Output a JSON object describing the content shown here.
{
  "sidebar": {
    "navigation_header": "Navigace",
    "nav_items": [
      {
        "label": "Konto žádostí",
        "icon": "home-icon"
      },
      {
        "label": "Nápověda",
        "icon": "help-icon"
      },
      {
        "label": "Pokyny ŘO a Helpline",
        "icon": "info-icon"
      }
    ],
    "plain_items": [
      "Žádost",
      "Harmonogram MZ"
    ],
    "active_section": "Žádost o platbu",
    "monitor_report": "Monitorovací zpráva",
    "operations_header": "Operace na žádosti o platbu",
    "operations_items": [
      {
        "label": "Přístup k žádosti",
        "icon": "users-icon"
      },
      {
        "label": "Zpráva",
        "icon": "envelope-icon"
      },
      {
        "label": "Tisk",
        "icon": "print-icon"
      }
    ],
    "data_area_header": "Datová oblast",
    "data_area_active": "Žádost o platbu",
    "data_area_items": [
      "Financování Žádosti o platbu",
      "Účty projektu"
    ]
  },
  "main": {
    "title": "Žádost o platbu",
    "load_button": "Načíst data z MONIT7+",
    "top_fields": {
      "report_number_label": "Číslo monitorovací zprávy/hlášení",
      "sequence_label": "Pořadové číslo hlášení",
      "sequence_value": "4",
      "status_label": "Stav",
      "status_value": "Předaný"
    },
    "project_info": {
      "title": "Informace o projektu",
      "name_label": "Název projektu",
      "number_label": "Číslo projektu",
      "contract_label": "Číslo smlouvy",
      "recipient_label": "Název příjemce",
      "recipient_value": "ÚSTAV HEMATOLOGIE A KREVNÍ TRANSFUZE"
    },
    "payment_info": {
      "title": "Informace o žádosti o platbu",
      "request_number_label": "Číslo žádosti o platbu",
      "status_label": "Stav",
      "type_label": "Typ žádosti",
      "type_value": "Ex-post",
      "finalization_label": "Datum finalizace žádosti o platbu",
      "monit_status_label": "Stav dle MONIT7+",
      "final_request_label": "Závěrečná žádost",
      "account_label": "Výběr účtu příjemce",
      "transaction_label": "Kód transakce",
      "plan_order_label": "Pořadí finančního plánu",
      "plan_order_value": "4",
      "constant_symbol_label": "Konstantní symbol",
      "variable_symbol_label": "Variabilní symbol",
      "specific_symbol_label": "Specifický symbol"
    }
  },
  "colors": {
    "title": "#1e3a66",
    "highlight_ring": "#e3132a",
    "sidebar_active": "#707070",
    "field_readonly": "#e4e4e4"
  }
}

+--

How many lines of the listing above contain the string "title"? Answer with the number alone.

4